Section 73 of the Town and Country Planning Act (TCPA) is a tool in the planning system that can be used in a range of situations to address circumstances or problems that arise in the development process. The section can be used for changes ‘as proposed’, for development that is underway, or when completed with section 73a the change can be retrospective.
We often get asked whether plans that were approved with a planning application can be changed. Maybe you want another roof light or to use different materials on the outside of the building. It might involve an internal re-jig of the layout and change to the number or sizes of units. It may not be something physical, it could be that you need to change a condition on a decision notice to keep the business open for longer hours or increase the number of employees. Whatever it is, we can advise what the best process is for you in order to achieve the desired outcome.
Depending on the situation, section 96a of the TCPA also allows for non-material amendments to be made, which when granted replaces the original consent with the change. Public consultation is not needed on these applications and it should be determined more quickly than an application under section 73 (s73 application). The potential scope for this type of application is also useful in various circumstances.
A s73 application deals with changes to, or removal of, conditions that were originally used to make the proposal acceptable and are, therefore, ‘material’. It takes the local authority the same amount of time to determine these applications as full planning applications because it requires re-consultation.
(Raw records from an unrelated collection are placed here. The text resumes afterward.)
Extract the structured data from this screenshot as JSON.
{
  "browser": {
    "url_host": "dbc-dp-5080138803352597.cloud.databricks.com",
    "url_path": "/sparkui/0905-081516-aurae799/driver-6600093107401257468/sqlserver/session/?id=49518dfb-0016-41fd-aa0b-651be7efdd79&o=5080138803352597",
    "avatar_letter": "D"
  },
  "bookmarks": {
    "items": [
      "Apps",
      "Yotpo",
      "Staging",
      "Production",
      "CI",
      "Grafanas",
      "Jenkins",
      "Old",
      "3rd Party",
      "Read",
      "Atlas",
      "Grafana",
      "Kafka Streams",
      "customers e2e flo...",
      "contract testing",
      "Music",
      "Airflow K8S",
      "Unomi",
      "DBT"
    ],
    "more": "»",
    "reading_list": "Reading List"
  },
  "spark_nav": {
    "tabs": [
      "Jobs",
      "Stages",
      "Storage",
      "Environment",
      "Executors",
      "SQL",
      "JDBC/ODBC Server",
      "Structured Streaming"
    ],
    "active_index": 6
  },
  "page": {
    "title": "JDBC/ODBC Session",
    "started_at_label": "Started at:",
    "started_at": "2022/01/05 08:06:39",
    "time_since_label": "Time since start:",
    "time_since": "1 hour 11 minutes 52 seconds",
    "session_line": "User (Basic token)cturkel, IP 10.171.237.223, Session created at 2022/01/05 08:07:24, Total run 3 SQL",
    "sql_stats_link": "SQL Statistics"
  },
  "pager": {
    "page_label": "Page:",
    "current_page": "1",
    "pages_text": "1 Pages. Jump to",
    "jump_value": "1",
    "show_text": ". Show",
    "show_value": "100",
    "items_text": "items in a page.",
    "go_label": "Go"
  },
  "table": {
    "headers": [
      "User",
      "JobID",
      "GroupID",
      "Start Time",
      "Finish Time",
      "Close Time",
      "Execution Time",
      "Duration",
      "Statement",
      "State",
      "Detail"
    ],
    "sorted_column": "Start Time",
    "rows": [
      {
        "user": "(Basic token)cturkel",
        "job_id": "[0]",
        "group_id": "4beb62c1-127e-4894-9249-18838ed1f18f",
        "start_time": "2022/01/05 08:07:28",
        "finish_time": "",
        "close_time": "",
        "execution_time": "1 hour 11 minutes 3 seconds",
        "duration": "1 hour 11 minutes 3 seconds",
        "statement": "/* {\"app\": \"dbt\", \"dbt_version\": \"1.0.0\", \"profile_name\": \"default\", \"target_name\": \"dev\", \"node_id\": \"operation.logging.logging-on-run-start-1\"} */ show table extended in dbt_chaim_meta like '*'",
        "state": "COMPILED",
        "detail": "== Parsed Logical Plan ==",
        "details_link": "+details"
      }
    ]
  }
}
Once a variation/removal of condition application is granted planning permission, either the original or the new permission can be implemented as they are separate permissions.
There are increasing examples of planning appeal and court decisions that look at the peculiarities of how s73 applications can be used, some of which we highlight below.
With s73 applications be aware that if the original planning permission was subject to a section 106 agreement (a legal agreement which goes with the land, usually to provide financial or physical contributions to mitigate the impact of the proposed development), a deed of variation is usually required to be repeated for any new s73 permission.
However, in the case of Norfolk Homes Ltd v North Norfolk District Council, the High Court has now found that the original section 106 (for an older permission for residential development) would not automatically be taken to carry through to a subsequent section 73 approval, which was implemented on the ground. It is increasingly common to see clauses in section 106 agreements that ensure the obligations in the original section 106 agreement are carried through to any subsequent amendments to the permission to avoid the need for deeds of variation, but some do inevitably slip through the net to the benefit of the developer.
Conversely, with conditions attached to a decision notice in another case of an appeal for the lawful use of a nursery. The appellant claimed they could operate without taking notice of the restrictions from previous conditions as they had not been replicated in the latest decision amending the permission. The appeal was dismissed so the certificate was not granted, showing that when s73 applications are granted, previous conditions can still apply even if they have not been repeated on the new decision notice.
There are useful tools when you know how to use them effectively and in the correct circumstances. The scope of these processes is continuously evolving, being stretched and tested by Inspectors and the courts. Bell Cornwell continue to review the latest decisions to provide our clients with the most up to date, clear and realistic advice. Get in touch to find out more about how we can help with changes you would like to make to your project.